** PROBLEM REQUIREMENTS **
Go through the material and copy every line in which "this" appears.

** STUDY MATERIAL **
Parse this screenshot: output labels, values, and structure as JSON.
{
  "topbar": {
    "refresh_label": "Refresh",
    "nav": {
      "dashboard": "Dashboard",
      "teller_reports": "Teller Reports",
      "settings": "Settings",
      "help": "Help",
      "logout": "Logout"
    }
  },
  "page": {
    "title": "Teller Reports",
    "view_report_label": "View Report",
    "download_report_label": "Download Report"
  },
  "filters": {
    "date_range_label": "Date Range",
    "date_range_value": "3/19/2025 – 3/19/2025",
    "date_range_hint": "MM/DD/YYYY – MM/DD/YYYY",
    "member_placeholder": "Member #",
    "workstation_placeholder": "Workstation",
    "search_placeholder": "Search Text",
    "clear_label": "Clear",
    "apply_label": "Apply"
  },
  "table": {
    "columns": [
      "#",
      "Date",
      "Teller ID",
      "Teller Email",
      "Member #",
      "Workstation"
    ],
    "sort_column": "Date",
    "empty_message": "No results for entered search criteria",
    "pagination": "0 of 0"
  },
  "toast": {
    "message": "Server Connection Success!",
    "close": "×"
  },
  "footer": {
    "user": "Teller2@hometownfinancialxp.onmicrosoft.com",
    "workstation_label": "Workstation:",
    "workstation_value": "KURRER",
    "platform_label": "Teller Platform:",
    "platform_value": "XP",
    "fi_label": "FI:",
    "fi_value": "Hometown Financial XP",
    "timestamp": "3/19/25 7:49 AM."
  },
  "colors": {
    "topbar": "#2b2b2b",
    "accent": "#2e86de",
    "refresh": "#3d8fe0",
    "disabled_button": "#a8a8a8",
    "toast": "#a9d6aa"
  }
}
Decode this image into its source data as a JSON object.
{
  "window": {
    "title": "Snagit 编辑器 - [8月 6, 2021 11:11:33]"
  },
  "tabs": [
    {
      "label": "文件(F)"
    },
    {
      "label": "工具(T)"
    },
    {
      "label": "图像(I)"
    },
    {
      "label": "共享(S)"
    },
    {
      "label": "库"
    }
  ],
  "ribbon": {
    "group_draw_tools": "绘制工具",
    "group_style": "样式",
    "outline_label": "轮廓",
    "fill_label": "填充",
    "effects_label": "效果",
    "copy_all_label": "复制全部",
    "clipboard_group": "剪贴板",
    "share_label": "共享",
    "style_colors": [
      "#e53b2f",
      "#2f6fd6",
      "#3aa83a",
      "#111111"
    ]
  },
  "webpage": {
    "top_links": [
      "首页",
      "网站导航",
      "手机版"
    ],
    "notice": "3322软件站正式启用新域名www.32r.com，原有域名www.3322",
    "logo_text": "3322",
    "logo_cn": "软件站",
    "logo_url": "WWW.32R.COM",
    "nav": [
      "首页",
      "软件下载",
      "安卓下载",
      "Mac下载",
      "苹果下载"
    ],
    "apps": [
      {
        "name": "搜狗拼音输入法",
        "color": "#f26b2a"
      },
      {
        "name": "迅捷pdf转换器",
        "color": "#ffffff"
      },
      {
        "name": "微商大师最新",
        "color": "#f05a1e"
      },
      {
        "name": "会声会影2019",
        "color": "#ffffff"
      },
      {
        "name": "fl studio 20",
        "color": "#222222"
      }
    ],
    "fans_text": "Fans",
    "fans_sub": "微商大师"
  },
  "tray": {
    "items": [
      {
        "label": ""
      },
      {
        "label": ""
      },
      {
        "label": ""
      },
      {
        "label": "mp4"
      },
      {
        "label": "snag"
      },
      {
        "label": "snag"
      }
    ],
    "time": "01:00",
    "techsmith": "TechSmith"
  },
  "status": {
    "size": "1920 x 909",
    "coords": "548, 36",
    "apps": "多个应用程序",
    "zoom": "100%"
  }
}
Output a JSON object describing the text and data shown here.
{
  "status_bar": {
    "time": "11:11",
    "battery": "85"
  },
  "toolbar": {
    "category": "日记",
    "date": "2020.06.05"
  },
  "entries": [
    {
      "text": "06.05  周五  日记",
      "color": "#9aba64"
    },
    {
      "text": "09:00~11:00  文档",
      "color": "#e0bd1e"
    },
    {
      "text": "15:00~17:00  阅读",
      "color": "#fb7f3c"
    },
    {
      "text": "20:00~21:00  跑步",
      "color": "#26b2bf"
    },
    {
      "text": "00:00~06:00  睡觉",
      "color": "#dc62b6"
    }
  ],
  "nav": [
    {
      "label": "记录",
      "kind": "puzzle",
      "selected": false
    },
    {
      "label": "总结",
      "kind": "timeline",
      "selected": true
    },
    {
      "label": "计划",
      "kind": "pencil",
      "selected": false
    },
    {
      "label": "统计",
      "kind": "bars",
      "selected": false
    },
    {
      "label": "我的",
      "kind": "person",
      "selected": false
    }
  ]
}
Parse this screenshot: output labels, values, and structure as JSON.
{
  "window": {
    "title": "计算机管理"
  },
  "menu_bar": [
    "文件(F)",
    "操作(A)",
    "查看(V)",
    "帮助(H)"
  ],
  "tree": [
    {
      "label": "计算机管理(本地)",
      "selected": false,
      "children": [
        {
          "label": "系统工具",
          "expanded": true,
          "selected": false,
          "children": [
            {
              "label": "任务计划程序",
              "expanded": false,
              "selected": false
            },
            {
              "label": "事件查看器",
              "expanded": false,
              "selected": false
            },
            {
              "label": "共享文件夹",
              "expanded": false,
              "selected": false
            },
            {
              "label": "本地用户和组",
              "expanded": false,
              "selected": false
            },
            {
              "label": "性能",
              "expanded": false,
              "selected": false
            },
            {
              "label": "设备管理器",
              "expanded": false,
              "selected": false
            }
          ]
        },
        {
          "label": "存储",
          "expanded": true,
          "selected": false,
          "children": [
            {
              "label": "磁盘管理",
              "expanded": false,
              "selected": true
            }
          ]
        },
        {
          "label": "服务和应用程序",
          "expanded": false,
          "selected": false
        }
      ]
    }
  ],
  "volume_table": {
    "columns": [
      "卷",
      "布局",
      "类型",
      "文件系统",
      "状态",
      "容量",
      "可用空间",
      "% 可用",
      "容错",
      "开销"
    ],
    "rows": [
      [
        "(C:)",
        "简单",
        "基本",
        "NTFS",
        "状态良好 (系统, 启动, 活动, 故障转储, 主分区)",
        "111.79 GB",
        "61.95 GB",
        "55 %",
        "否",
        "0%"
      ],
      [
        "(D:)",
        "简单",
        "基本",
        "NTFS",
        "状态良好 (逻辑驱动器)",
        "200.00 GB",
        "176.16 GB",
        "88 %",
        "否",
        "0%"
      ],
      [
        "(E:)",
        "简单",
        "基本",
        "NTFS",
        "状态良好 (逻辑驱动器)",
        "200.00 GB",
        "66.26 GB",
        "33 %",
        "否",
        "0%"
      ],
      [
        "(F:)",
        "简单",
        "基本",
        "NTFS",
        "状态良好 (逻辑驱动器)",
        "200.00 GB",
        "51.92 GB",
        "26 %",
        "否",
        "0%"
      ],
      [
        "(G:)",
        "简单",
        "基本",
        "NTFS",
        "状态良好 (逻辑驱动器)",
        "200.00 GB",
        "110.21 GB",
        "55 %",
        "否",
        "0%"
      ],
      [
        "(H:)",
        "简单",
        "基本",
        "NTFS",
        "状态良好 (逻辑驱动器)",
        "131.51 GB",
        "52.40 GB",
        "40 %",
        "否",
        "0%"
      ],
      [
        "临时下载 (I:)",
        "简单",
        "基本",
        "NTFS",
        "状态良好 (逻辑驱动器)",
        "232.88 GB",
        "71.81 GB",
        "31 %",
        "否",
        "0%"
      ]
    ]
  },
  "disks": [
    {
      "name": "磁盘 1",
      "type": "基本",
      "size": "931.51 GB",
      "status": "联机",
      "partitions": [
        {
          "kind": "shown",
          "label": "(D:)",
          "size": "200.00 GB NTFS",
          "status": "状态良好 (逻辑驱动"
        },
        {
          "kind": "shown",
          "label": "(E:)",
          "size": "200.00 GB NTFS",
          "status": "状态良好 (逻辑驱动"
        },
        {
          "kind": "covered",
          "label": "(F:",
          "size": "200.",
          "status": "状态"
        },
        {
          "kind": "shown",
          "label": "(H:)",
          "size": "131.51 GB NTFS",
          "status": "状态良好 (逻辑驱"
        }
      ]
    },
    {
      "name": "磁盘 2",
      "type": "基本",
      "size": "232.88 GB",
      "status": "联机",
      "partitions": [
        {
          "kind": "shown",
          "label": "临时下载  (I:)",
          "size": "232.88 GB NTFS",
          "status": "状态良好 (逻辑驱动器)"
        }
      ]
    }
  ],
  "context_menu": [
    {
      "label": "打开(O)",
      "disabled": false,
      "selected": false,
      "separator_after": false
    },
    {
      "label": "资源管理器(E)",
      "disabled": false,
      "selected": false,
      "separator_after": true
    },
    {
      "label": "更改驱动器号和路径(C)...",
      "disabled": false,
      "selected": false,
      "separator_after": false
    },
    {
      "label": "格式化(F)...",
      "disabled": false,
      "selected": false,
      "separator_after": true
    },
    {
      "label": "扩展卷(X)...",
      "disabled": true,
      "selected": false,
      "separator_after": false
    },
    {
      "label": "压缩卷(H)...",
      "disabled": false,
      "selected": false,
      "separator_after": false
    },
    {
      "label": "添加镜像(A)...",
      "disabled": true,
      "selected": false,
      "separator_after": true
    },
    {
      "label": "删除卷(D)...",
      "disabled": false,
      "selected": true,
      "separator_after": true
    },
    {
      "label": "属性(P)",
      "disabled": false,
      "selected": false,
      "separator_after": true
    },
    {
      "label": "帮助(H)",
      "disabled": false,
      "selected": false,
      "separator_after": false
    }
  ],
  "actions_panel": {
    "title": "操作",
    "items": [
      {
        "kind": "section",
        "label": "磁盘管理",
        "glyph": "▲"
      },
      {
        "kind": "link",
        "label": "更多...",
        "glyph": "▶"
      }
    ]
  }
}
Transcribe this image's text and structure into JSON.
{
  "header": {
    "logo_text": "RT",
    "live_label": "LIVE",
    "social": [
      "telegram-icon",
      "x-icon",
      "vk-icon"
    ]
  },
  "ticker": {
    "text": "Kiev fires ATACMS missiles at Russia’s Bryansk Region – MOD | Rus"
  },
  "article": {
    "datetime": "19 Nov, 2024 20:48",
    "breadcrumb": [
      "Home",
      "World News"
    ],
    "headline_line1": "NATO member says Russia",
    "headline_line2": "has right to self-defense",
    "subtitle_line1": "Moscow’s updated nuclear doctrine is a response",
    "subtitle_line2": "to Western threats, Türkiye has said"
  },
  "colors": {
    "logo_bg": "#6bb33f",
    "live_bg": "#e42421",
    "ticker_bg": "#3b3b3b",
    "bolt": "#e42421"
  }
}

** RESPONSE BOX **
Parse this screenshot: output labels, values, and structure as JSON.
Decode this image into its source data as a JSON object.
Parse this screenshot: output labels, values, and structure as JSON.
Transcribe this image's text and structure into JSON.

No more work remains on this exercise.